**What you are asked to do:** Could you count the lines below that include the word "label" and give only the number?

---*---

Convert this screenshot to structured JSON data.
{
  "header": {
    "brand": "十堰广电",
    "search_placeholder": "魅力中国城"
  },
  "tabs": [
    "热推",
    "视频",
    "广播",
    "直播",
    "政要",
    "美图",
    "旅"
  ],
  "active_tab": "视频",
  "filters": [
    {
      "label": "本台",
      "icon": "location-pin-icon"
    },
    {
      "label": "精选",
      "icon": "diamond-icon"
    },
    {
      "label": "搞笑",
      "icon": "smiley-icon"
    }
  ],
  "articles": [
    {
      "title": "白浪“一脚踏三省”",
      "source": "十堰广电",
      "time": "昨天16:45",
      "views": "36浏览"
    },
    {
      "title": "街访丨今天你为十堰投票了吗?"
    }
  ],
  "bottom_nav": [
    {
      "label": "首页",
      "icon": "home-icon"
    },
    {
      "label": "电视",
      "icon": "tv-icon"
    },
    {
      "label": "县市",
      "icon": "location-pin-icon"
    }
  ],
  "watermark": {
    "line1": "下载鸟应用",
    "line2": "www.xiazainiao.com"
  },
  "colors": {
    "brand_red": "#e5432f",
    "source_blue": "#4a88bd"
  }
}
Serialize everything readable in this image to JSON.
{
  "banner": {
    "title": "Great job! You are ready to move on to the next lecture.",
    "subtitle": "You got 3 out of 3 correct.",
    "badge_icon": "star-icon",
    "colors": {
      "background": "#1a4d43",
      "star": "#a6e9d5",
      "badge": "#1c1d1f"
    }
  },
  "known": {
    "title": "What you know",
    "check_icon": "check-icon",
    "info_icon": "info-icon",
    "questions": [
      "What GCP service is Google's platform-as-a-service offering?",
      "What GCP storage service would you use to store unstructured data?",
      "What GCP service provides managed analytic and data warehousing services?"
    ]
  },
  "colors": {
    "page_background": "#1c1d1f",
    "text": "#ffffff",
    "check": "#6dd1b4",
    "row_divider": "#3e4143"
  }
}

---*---

**Completed exercise:** 6